___ Provided data ___

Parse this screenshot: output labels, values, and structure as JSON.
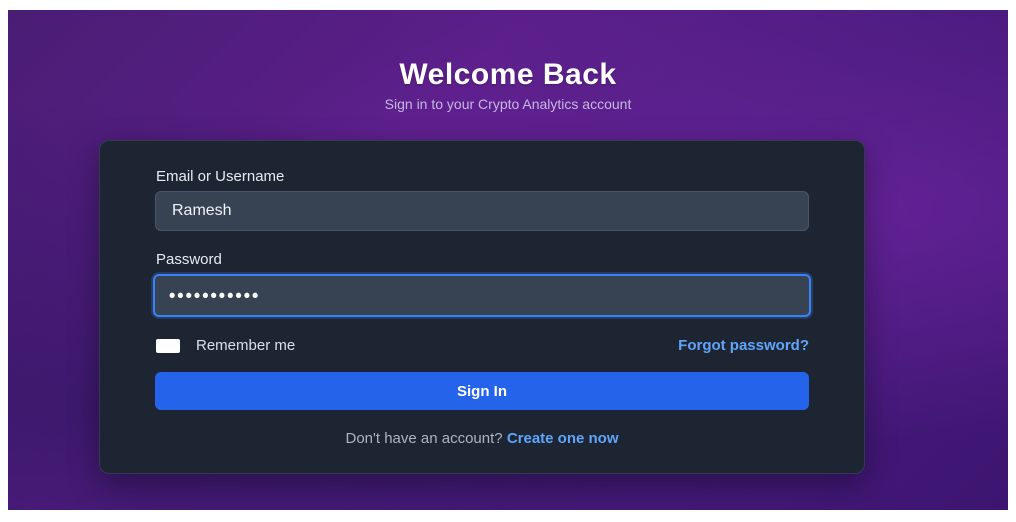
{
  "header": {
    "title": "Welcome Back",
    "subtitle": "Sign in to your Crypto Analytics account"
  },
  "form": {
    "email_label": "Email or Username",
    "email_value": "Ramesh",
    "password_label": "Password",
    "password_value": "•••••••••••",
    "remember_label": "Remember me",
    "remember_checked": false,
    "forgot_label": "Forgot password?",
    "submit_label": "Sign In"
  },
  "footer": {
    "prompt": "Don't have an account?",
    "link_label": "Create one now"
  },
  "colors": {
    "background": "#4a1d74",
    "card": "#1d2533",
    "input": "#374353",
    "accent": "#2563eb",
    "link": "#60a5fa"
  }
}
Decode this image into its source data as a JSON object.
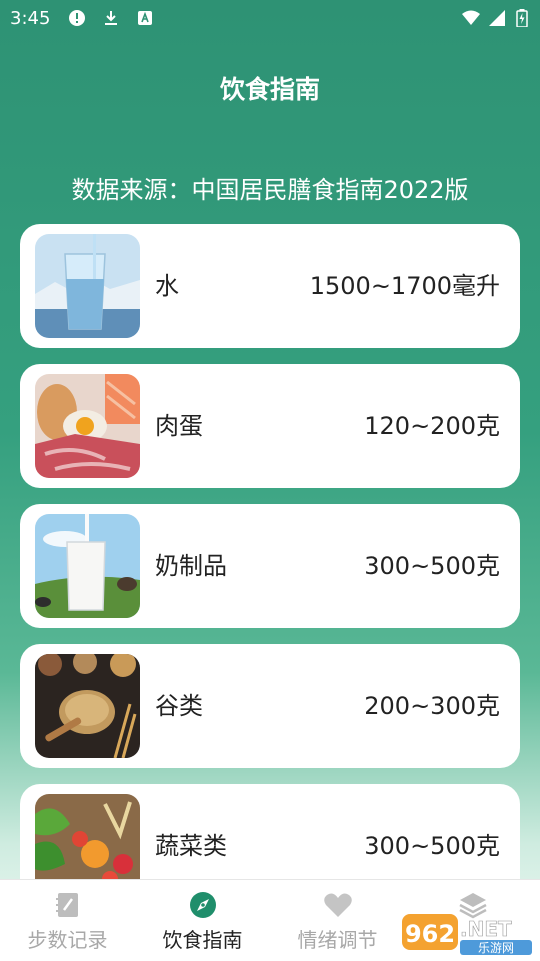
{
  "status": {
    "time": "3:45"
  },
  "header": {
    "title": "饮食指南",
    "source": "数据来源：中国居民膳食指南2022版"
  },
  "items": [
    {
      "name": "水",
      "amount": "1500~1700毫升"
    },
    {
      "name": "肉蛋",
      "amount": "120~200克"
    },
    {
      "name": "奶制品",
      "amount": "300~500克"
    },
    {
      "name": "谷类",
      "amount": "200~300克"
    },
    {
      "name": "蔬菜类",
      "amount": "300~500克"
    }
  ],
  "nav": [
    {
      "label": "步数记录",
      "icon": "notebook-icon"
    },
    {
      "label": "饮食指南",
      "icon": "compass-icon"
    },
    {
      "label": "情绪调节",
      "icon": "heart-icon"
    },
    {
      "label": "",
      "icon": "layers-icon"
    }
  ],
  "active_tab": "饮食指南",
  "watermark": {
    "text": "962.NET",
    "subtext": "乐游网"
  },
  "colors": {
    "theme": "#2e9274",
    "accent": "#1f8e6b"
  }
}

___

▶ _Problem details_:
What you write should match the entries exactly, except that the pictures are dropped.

▶ _Final answer_:
Parse this screenshot: output labels, values, and structure as JSON.
{
  "header": {
    "title": "Welcome Back",
    "subtitle": "Sign in to your Crypto Analytics account"
  },
  "form": {
    "email_label": "Email or Username",
    "email_value": "Ramesh",
    "password_label": "Password",
    "password_value": "•••••••••••",
    "remember_label": "Remember me",
    "remember_checked": false,
    "forgot_label": "Forgot password?",
    "submit_label": "Sign In"
  },
  "footer": {
    "prompt": "Don't have an account?",
    "link_label": "Create one now"
  },
  "colors": {
    "background": "#4a1d74",
    "card": "#1d2533",
    "input": "#374353",
    "accent": "#2563eb",
    "link": "#60a5fa"
  }
}
Decode this image into its source data as a JSON object.
{
  "status": {
    "time": "3:45"
  },
  "header": {
    "title": "饮食指南",
    "source": "数据来源：中国居民膳食指南2022版"
  },
  "items": [
    {
      "name": "水",
      "amount": "1500~1700毫升"
    },
    {
      "name": "肉蛋",
      "amount": "120~200克"
    },
    {
      "name": "奶制品",
      "amount": "300~500克"
    },
    {
      "name": "谷类",
      "amount": "200~300克"
    },
    {
      "name": "蔬菜类",
      "amount": "300~500克"
    }
  ],
  "nav": [
    {
      "label": "步数记录",
      "icon": "notebook-icon"
    },
    {
      "label": "饮食指南",
      "icon": "compass-icon"
    },
    {
      "label": "情绪调节",
      "icon": "heart-icon"
    },
    {
      "label": "",
      "icon": "layers-icon"
    }
  ],
  "active_tab": "饮食指南",
  "watermark": {
    "text": "962.NET",
    "subtext": "乐游网"
  },
  "colors": {
    "theme": "#2e9274",
    "accent": "#1f8e6b"
  }
}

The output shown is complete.